But others have made these mistakes before me. They’ve written about them, talk about them, and are happy to share them. Could I not have learned from them and saved myself a lot of pain, money, and time?

I think of reading, listening to podcasts, talking to others who have been there, etc, etc, as a light scratch on the arm. It heals. It fades. Unless you scratch it again. And again. And after enough time those soft scratches cut deeper and deeper, and maybe they end up as deep as the one you received when you were a naive kid who didn’t know what the hell he was doing.

There’s no substitute for direct experience, they say. And I think there is some truth to this. I couldn’t become a top salesman just from reading books, but I bet I could accelerate my path. Or, I could learn that sales isn’t for me.

Failure is a teacher. But I think it’s an overrated teacher. Every lesson imaginable is already out there, documented with honest, painful prose, just waiting for you.

Learn from everyone, study your craft, and find success instead of failure.

And when things are outside of your control and you can’t succeed, find failure more quickly, learn the lessons you need to learn, and start again.

Things will be better when…

I used to think that starting a business would make me happy.

So I did it. $1,000 seed money and a piece of paper later, I was the proud owner of something new. Yet I can’t say that it was pride I felt that day; or joy, happiness, or even excitement.

Instead, that day ended up feeling like every other day, with one important difference – I now had more problems than I knew what to do with. Problems like:

  • How to build a website?
  • How to build a product?
  • How to market?
  • What to market?

The emotion I expected to feel – happiness – was instead replaced by a little excitement, a lot of anxiousness, and that little, pervasive question of “What now?”.

But mostly, I felt the same as I always did.

Time passed and I got to work knocking items off of my infinitely long to-do list. Now that I knew starting a business didn’t make me especially happy for any meaningful length of time, I began to think that I’d feel like a success if only my business could pay me a salary.
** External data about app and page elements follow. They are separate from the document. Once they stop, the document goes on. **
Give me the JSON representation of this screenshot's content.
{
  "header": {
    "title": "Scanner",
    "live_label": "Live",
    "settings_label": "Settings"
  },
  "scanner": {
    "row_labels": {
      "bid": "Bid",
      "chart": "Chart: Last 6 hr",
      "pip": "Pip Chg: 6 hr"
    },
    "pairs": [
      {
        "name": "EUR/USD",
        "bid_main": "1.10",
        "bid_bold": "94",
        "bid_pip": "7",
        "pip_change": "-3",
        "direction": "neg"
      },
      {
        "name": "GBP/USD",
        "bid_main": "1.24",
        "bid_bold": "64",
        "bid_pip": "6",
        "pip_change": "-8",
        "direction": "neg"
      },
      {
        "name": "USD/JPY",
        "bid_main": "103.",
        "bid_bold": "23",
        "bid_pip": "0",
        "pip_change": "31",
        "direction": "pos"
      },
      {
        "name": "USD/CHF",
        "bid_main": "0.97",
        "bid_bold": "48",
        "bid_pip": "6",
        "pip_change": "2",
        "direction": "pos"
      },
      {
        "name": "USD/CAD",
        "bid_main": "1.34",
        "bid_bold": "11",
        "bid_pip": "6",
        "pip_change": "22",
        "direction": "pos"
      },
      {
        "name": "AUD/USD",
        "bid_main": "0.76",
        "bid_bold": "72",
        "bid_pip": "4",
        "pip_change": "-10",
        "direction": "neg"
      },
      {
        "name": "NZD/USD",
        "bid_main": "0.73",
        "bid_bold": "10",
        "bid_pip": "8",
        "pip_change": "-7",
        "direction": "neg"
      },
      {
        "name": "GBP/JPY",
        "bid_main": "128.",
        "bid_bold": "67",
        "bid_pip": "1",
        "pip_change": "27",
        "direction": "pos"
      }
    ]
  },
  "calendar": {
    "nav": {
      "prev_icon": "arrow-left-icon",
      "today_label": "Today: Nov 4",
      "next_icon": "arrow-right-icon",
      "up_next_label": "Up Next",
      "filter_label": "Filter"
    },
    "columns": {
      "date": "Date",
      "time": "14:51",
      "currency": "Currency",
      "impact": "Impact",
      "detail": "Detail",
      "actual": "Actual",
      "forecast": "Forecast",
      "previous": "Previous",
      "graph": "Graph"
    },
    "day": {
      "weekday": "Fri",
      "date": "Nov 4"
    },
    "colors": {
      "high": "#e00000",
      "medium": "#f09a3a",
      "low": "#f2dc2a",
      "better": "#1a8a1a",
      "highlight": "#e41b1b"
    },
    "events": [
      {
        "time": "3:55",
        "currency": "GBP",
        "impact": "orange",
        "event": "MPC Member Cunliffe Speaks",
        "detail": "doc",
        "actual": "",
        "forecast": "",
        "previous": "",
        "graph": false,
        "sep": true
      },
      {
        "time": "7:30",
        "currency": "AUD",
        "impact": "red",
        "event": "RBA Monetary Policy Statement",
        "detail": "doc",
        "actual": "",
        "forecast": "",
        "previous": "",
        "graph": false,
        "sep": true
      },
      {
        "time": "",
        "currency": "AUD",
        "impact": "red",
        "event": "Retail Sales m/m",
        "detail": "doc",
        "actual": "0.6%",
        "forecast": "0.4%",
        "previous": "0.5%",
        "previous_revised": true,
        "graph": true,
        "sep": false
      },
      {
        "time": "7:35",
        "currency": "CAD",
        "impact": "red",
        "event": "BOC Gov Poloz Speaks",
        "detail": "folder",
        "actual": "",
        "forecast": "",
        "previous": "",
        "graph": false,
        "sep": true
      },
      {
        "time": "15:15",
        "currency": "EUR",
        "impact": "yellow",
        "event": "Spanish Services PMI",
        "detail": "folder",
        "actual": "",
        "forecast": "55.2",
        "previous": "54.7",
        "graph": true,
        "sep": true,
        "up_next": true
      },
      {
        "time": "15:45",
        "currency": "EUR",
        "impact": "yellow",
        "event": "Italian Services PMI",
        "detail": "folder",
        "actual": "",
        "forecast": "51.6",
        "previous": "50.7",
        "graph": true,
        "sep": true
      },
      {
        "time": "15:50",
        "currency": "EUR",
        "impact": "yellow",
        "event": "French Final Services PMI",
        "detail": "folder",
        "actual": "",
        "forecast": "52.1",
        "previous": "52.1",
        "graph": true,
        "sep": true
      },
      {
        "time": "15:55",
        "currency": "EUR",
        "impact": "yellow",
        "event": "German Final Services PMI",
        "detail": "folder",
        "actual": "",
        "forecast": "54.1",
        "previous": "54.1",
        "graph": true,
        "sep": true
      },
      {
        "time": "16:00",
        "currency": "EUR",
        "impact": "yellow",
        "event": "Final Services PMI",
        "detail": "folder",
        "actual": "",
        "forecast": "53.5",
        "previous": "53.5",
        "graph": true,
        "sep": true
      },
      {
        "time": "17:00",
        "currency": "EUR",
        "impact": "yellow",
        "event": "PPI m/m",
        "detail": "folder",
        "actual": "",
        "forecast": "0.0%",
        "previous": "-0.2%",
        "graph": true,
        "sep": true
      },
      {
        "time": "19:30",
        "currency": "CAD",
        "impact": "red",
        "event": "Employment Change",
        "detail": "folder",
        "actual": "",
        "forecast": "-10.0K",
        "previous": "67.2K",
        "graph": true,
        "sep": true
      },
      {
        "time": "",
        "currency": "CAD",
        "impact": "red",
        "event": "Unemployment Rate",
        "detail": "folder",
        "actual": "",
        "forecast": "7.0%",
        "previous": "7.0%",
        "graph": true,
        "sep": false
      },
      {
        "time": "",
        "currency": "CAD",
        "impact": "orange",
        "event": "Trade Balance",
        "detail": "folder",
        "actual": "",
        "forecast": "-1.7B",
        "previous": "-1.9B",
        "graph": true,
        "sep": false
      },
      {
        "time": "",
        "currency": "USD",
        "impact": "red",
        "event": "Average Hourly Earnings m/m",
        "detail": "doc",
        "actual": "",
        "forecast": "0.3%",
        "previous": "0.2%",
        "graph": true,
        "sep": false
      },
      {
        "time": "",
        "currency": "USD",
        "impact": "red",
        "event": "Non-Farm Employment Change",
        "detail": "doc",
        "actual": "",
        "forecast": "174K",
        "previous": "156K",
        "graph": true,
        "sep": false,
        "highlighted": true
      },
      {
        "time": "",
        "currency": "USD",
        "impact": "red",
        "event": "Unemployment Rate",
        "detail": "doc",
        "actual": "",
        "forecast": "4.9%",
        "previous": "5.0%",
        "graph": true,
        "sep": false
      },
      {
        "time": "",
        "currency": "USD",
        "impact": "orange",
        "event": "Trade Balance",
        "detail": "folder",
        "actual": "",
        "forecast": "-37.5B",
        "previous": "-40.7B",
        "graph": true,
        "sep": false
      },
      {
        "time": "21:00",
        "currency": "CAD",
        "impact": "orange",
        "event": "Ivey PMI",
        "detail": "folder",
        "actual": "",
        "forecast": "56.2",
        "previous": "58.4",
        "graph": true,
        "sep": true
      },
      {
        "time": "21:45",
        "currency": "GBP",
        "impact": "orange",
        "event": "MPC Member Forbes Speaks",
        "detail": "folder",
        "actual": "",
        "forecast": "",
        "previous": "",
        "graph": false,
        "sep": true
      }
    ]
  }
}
My first month’s paycheque was only $300, but it was my own. All of the business books and blogs I’d read told me that once you made your first sale or paycheque, you’re filled with excitement because you’ve done it once. How hard is it, they say, to do it again?

I did feel successful, for about a day. Then I got back to work.

Have you ever dwelled on a goal and felt absolutely sure that if you could just hit it, you’d put to rest all of the nagging thoughts in your head telling you to stop, that you’re failing, that it’s pointless to continue?

My next goal was earning $30,000 / year, because it felt like a real salary. It was enough to begin having a social life again, and to quiet the feeling that I was toiling far too long for far too little.

Two years later I hit the magical $30k salary (yay!).

I celebrated for a day, the euphoria wore off, and I realized how far I still had to go.

From an employee trying to become an entrepreneur, to a business owner dreaming of earning a salary, to anticipating the day I could raise my salary to $30k and beyond; no matter what situation I’ve been, I’ve found that achieving my goal has never made a lasting difference in my day to day mood.

I lived for those rare moments of “success”, but the insight I finally recognized was that the moment of achievement was fleeting. The other 99+% of the time – my life, essentially – was being ignored.

I was optimizing for the wrong thing.

This isn’t to say that setting and achieving goals doesn’t matter. I still find goals useful, but only because of the work I do after I set a goal – figure out the steps needed to achieve it, and get started.

I’ve found that unless I’m busy solving problems for my customers; unless I have a reason to work that’s divorced from my goals, I’ll always be in a state of uneasiness, unhappiness, or anxiety. Or all three.

My best days aren’t the days I get a raise. It would be laughable (if it wasn’t so sad) how quickly the feeling of excitement goes away after a goal has been achieved.

My best days are the ones in which I make progress on an important problem.

Maybe it’s just that simple.